PORTLAND — Sam Rosenbaum has Stephen Colbert to thank for his career switch from accountant to cannabis tour operator. The newly minted MBA was watching an episode of “The Colbert Report” in 2014 when the comedian spoke of a “cannabis green rush” coming to Colorado, which had recently become the first state to legalize recreational marijuana.
“The part about bus tours kind of jumped out at me,” Rosenbaum, 34, said. “I came up with High 5 Tours and registered it the next week.” It was a prescient move. One year later, when Rosenbaum’s home state of Oregon voted to legalize cannabis, High 5 Tours was the state’s first cannabis bus tour.
Rosenbaum is not alone in his attempts in growing the world of cannabis tourism.

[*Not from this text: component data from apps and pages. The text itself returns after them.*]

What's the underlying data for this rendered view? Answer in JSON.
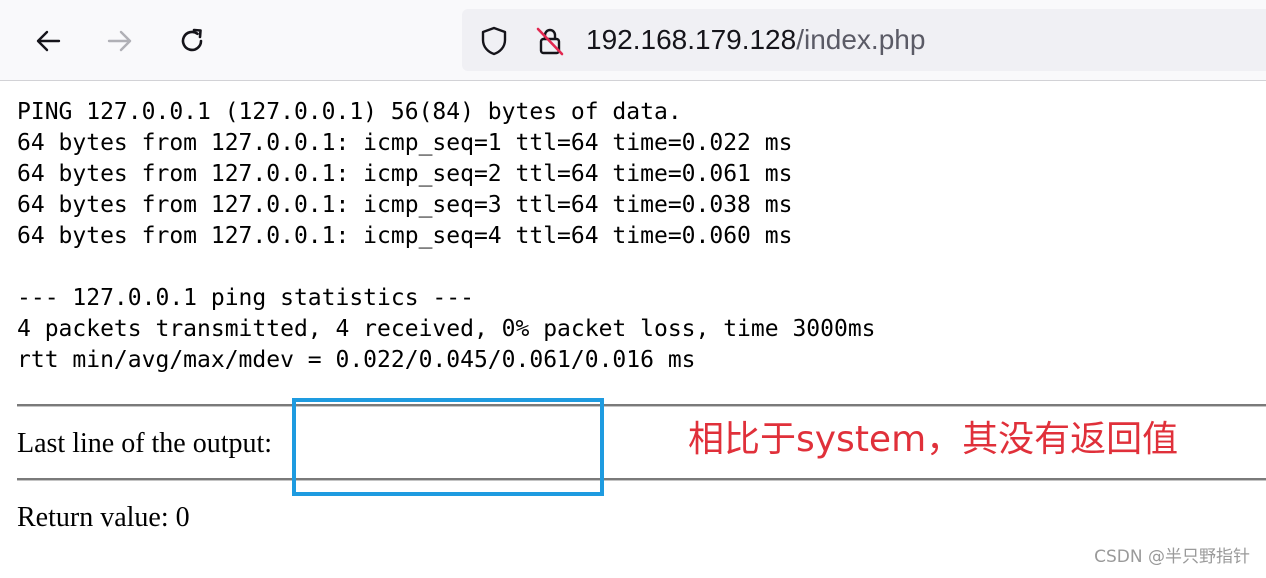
{
  "browser": {
    "url_host": "192.168.179.128",
    "url_path": "/index.php",
    "icons": {
      "back": "arrow-left-icon",
      "forward": "arrow-right-icon",
      "reload": "reload-icon",
      "tracking_protection": "shield-icon",
      "connection": "insecure-lock-icon"
    }
  },
  "page": {
    "ping_output": "PING 127.0.0.1 (127.0.0.1) 56(84) bytes of data.\n64 bytes from 127.0.0.1: icmp_seq=1 ttl=64 time=0.022 ms\n64 bytes from 127.0.0.1: icmp_seq=2 ttl=64 time=0.061 ms\n64 bytes from 127.0.0.1: icmp_seq=3 ttl=64 time=0.038 ms\n64 bytes from 127.0.0.1: icmp_seq=4 ttl=64 time=0.060 ms\n\n--- 127.0.0.1 ping statistics ---\n4 packets transmitted, 4 received, 0% packet loss, time 3000ms\nrtt min/avg/max/mdev = 0.022/0.045/0.061/0.016 ms",
    "last_line_label": "Last line of the output:",
    "return_value_label": "Return value: 0"
  },
  "annotation": {
    "text": "相比于system，其没有返回值",
    "color": "#e0303a",
    "box_color": "#1e9be0"
  },
  "watermark": "CSDN @半只野指针"
}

Eleven states in the United States so far have voted to allow people 21 and older to buy regulated amounts of cannabis product for consumption on private property. Sales systems are not yet in place in Michigan and Maine, and in Massachusetts a gradual licensing of dispensaries began in November. In Vermont, as in Washington, D.C., possession, growing and sharing cannabis are legal, but not buying or selling.
But in six other states (Alaska, California, Colorado, Nevada, Oregon and Washington), business is booming at cannabis dispensaries and related businesses.

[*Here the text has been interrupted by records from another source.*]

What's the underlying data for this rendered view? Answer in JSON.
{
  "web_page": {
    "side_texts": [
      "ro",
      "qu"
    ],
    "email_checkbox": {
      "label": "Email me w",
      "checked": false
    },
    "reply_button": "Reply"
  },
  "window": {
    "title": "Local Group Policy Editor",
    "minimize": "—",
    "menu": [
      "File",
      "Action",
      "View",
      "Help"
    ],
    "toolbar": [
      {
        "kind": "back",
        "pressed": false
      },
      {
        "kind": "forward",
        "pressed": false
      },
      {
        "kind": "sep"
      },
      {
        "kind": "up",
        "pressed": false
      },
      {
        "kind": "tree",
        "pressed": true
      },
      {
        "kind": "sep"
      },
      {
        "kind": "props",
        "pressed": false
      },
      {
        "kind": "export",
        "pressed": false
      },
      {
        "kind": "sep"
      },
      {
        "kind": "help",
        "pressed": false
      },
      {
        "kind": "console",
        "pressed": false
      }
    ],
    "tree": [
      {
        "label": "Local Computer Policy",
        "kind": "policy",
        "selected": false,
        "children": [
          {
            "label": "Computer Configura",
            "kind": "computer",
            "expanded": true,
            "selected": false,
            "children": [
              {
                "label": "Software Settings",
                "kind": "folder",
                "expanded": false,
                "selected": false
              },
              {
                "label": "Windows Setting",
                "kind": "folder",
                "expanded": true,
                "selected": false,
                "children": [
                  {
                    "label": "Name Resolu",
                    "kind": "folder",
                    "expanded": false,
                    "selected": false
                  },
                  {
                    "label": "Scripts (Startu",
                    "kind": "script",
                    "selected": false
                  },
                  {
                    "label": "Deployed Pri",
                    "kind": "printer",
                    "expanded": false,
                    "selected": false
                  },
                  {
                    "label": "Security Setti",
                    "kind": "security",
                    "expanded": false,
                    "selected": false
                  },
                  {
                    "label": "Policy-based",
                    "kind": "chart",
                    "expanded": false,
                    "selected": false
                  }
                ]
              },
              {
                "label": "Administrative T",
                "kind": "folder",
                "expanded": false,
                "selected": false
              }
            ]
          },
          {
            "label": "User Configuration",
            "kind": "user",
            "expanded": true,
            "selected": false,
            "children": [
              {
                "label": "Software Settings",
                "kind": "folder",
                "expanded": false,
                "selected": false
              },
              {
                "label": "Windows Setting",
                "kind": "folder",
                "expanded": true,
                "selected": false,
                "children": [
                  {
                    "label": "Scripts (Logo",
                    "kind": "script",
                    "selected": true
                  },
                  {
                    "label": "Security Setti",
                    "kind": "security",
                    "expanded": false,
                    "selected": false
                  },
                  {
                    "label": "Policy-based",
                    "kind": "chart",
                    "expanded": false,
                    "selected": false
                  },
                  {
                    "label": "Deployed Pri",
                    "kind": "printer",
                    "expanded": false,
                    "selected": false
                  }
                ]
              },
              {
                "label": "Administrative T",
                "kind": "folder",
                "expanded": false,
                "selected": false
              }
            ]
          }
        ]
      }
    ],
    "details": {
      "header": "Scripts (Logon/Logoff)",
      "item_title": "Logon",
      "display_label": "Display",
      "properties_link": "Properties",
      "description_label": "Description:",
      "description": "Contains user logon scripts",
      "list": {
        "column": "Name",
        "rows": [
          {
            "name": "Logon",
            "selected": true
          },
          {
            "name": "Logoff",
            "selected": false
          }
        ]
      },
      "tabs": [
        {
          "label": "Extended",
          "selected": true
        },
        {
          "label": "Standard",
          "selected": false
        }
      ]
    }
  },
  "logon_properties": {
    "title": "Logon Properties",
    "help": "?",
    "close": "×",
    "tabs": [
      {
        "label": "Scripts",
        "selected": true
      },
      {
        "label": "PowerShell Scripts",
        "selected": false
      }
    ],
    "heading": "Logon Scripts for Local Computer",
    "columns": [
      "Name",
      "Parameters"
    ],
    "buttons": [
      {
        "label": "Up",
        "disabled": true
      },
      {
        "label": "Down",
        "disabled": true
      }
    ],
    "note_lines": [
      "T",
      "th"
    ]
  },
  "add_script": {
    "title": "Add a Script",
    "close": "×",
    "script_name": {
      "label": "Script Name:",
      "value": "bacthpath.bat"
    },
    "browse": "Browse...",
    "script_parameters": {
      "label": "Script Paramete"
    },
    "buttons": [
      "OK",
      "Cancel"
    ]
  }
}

As for cannabis tourism, it is totally hot in Colorado and California and emerging in others. Travel entrepreneurs like Rosenbaum are organizing marijuana-infused experiences, including painting classes, bus tours and food classes.

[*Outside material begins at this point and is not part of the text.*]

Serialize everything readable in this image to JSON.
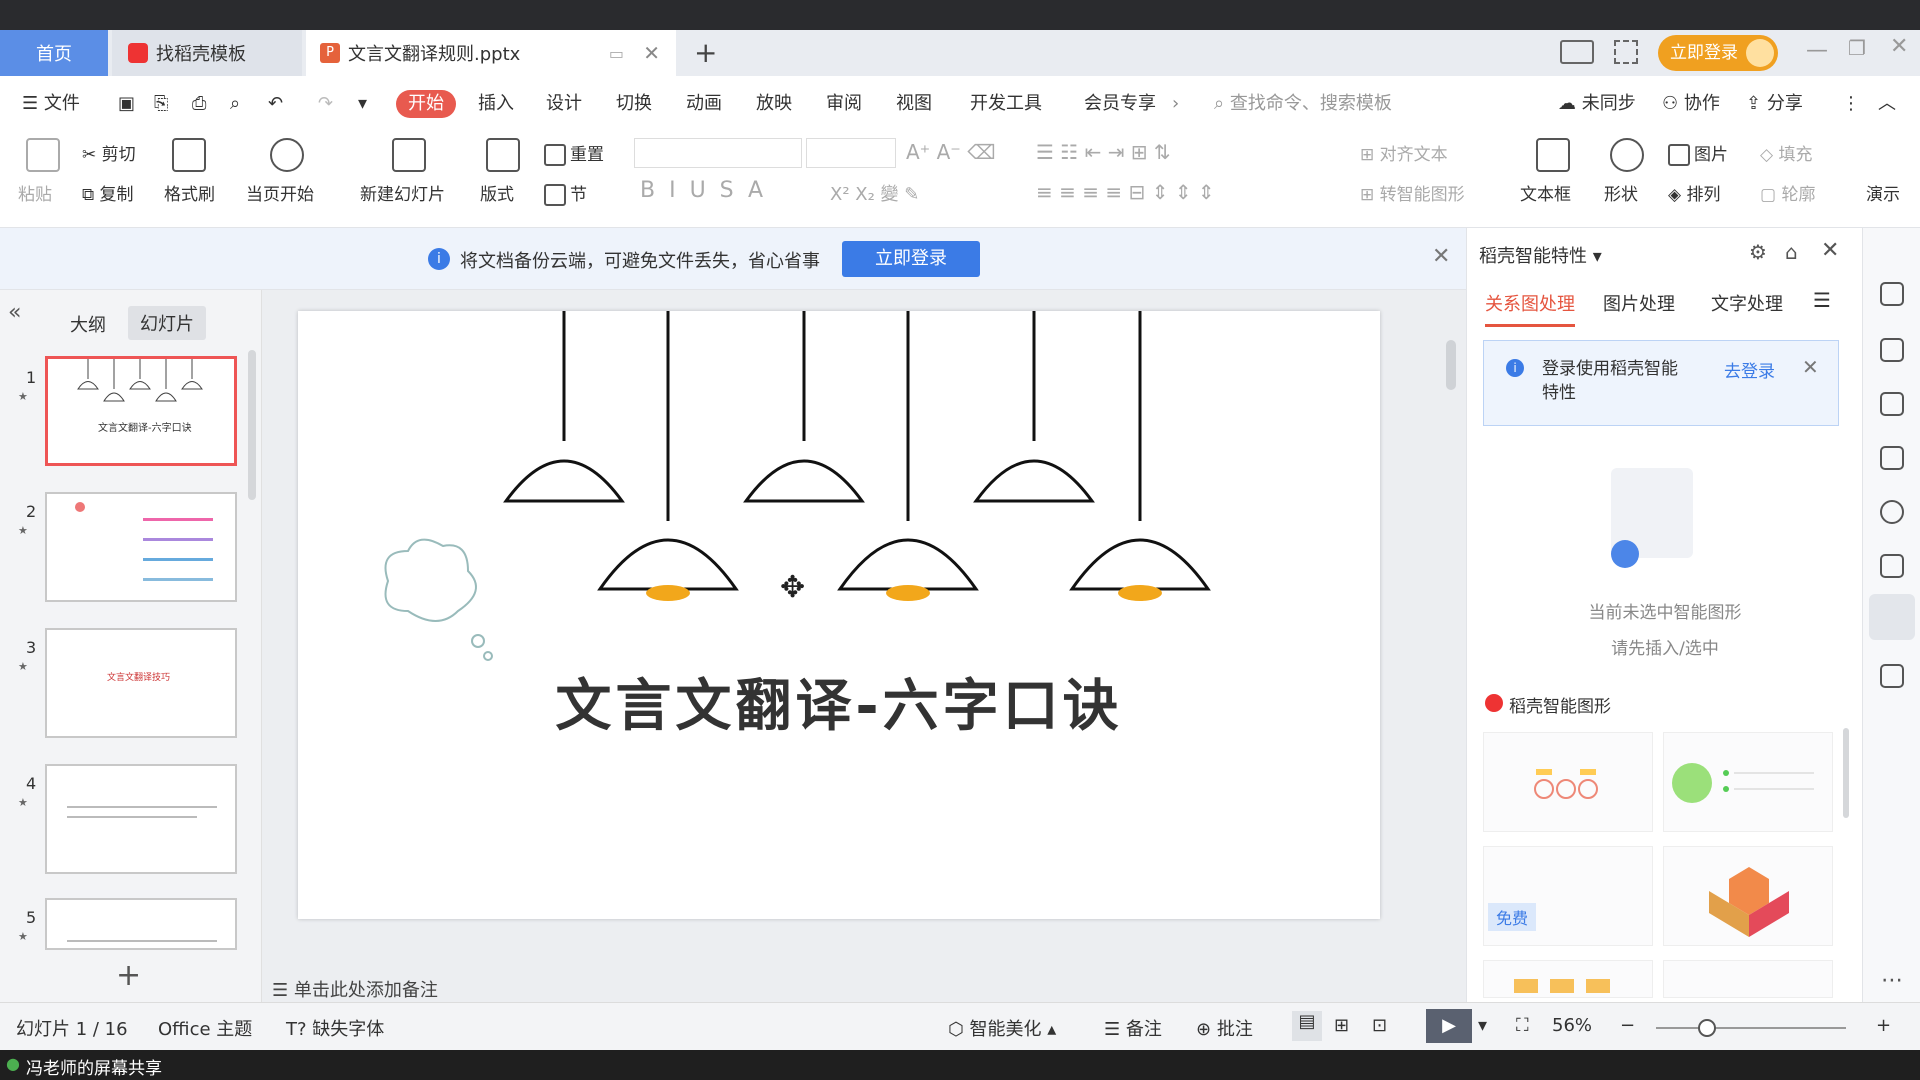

In the Mile High City
The pioneers of cannabis tourism, Colorado Cannabis Tours and My 420 Tours, are in Denver.
The Original Colorado Cannabis Tour includes visits to two dispensaries, after which onboard consumption of purchases is encouraged. Visits to a growing facility and a glass-pipe blowing demonstration round out the $89 bus tour,